– Pattabhi Jois
Traditionally Ashtanga Yoga practitioners practice six days a week, Saturday being the day of rest. At Ashtanga Vinyasa Yoga Shala Mark teaches Mysore style classes from Monday to Friday and the Full Primary Led class on Sundays. Doors open at 06.30 and you can practice until 09.30! Please keep in mind that we DO NOT have showers (yet)!
For more details, please check out our prices page
Single Class | € 15
5 Class Card | € 65
10 Class Card | € 120
Ashtanga Mysore Week Pass | € 50
Ashtanga Vinyasa - Monthly Membership | € 90
Ashtanga Vinyasa - 1 Month Membership | € 100
What is Mysore style?
Mysore refers to the town South of India where this syle originated from. Mysore style is best described as a self practice in a group setting, Mysore style is the traditional way that the Ashtanga system of yoga is taught and learned. Students come to class and practice the Ashtanga series at their own pace, level and capacity with the individual support from teachers and the energy of a group practice. This self practice method allows the student to work at their own pace while still receiving individual adjustments and personal attention from the teacher. The instructor teaches the postures to each student, making unique recommendations based on individual needs. Postures are given one by one, time is taken to master each posture before progressing to the next. Mysore classes help students to develop a consistent self practice. This class is open to everyone and is appropriate for both beginner and advanced students. It is recommended but not necessary that you participate in a led Ashtanga class before joining the Mysore style class in order to familiarise yourself with the sequence.

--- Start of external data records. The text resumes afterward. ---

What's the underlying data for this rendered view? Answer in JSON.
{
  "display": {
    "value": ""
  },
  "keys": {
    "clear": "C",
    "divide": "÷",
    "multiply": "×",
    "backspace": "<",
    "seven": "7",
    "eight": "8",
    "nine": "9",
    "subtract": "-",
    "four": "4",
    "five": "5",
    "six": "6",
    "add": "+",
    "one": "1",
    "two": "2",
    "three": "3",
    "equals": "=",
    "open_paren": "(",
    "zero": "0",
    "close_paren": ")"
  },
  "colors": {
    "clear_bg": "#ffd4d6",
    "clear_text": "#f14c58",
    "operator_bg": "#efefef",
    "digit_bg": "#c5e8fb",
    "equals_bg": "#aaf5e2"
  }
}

Why Regular Attendance?
Simple. The real benefits of Yoga come with consistency, so it is best to make your practice a habit.
You may wish to start a Yoga practice for several reasons; out of interest or out of the will to take responsibility for your mental and physical health. Yoga has rightfully gained a lot of attention in the past decade; the science behind the practice of breath and movement has been clinically proven to change your brain and body. With a consistent practice we direct ourselves towards a more healthier and happier lifestyle.
Why A Morning Practice?
In Yoga Philosophy, they correlate the sunrise with expansion (principle of prana) and the sunset with involution or contraction (principle of āpana). This principle is also connected to the equinox and the solstice. All of these times are seen as auspicious moments to engage in spiritual practice. There are quite a few differences, however, between the two times of day when it comes to a Yoga practice.
From the Yogic perspective the sunrise is when energy is increasing. This is why many people find it easier to be productive earlier in the morning.
How About Practice in The Evenings?
Ofcourse, we recommend the traditional way of practice, first thing in the morning to start your day on the right path! However, we understand that is not an option for everybody and everyone has a different schedule and routine, you have to see what works for you when. If you decide to practice in the evening then we recommend you take it easy, the sunset is when energy starts to wind down. Practicing as the sun sets naturally connects you to the softer side of Ashtanga. It is easier to connect to the meditative qualities because it is a natural time for inward reflection.
Like all things of a watery nature (human beings are about 70% water), we are affected by the phases of the moon. The phases of the moon are determined by the moon’s relative position to the sun. Full moons occur when they are in opposition and new moons when they are in conjunction. Both sun and moon exert a gravitational pull on the earth. Their relative positions create different energetic experiences that can be compared to the breath cycle. The full moon energy corresponds to the end of inhalation when the force of prana is greatest. This is an expansive, upward moving force that makes us feel energetic and emotional, but not well grounded. During the full moon we tend to be more headstrong. The new moon energy corresponds to the end of exhalation when the force of apana is greatest. Apana is a contracting, downward moving force that makes us feel calm and grounded, but dense and disinclined towards physical exertion.
For the Ladies
A note for the ladies; it is advised not to do Ashtanga on the heavy days of your menstrual cycle, you might take the first day of your practice off or do some gentle or restorative asanas instead. Menstruation is an apanic (downward moving) process. Everytime we engage the bandhas we are messing with the apanic (downward moving) energy which can easily disturb your cycle.